▶ INPUT FOR THIS TASK:
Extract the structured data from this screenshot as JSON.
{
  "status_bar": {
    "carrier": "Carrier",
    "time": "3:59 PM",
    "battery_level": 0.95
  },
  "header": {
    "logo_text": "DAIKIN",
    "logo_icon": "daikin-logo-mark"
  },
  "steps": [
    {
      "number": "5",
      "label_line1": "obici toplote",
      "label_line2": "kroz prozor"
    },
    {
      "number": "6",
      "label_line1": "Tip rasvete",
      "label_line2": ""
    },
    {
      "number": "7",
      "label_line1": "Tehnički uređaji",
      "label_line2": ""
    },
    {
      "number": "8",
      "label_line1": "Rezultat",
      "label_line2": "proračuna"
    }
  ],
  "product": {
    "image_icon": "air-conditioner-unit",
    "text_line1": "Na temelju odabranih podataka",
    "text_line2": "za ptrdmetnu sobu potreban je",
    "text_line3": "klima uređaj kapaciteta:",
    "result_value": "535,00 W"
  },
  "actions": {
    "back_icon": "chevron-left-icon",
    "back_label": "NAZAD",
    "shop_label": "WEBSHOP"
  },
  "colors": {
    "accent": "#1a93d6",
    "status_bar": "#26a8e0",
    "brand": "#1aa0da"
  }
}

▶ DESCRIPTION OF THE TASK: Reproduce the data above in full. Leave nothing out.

▶ WRITTEN ANSWER:
Extract the structured data from this screenshot as JSON.
{
  "status_bar": {
    "carrier": "Carrier",
    "time": "3:59 PM",
    "battery_level": 0.95
  },
  "header": {
    "logo_text": "DAIKIN",
    "logo_icon": "daikin-logo-mark"
  },
  "steps": [
    {
      "number": "5",
      "label_line1": "obici toplote",
      "label_line2": "kroz prozor"
    },
    {
      "number": "6",
      "label_line1": "Tip rasvete",
      "label_line2": ""
    },
    {
      "number": "7",
      "label_line1": "Tehnički uređaji",
      "label_line2": ""
    },
    {
      "number": "8",
      "label_line1": "Rezultat",
      "label_line2": "proračuna"
    }
  ],
  "product": {
    "image_icon": "air-conditioner-unit",
    "text_line1": "Na temelju odabranih podataka",
    "text_line2": "za ptrdmetnu sobu potreban je",
    "text_line3": "klima uređaj kapaciteta:",
    "result_value": "535,00 W"
  },
  "actions": {
    "back_icon": "chevron-left-icon",
    "back_label": "NAZAD",
    "shop_label": "WEBSHOP"
  },
  "colors": {
    "accent": "#1a93d6",
    "status_bar": "#26a8e0",
    "brand": "#1aa0da"
  }
}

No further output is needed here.